Stored dataset items:

-------

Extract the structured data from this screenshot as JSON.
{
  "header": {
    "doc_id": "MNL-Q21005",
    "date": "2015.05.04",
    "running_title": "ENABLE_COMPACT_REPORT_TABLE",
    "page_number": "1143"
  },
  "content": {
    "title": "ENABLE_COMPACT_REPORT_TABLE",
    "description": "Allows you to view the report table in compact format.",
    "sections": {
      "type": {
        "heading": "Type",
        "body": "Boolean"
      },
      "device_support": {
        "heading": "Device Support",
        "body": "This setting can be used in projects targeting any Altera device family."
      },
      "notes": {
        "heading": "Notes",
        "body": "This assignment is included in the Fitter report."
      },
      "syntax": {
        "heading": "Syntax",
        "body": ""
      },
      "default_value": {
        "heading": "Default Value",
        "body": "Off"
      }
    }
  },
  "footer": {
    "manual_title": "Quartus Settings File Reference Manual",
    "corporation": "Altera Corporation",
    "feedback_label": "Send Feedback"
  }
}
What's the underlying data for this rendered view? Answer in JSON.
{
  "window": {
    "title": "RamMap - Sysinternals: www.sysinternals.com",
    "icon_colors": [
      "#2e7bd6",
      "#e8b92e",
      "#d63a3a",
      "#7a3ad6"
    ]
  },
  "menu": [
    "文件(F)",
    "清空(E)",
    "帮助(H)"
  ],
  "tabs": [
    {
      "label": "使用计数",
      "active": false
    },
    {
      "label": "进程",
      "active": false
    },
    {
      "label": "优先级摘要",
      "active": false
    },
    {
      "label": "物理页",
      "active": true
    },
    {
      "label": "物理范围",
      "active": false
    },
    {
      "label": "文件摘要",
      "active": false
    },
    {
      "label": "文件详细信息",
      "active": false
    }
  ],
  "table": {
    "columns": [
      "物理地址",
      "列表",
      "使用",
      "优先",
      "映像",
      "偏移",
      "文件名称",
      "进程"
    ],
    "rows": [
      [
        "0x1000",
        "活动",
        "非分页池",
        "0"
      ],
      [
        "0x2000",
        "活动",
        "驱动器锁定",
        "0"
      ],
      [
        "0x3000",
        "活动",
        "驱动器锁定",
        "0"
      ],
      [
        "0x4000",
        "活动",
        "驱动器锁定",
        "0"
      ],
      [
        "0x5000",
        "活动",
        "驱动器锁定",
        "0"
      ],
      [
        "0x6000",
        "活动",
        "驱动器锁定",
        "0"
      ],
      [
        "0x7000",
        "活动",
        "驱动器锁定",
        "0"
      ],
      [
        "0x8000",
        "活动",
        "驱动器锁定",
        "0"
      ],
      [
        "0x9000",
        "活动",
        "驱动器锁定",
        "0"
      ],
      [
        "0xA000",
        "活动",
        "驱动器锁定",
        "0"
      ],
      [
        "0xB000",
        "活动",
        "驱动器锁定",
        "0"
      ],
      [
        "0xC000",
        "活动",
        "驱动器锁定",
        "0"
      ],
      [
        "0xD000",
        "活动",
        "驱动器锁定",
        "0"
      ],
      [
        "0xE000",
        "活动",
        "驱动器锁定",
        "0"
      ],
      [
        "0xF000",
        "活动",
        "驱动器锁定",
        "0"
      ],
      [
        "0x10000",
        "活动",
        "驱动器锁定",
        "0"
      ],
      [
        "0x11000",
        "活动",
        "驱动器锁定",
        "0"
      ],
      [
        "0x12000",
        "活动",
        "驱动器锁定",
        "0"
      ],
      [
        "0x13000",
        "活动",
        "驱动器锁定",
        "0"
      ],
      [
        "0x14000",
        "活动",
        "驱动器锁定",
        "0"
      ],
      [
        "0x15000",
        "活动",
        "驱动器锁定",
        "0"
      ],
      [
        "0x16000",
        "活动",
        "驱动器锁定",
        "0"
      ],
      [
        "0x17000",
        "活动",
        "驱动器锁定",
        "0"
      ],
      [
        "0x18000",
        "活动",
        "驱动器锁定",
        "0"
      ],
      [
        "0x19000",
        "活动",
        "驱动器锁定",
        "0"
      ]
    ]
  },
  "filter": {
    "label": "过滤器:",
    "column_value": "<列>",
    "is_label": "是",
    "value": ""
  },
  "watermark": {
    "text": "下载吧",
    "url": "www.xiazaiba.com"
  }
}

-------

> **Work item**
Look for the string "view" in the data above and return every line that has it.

> **Response**
    "description": "Allows you to view the report table in compact format.",
What's the underlying data for this rendered view? Answer in JSON.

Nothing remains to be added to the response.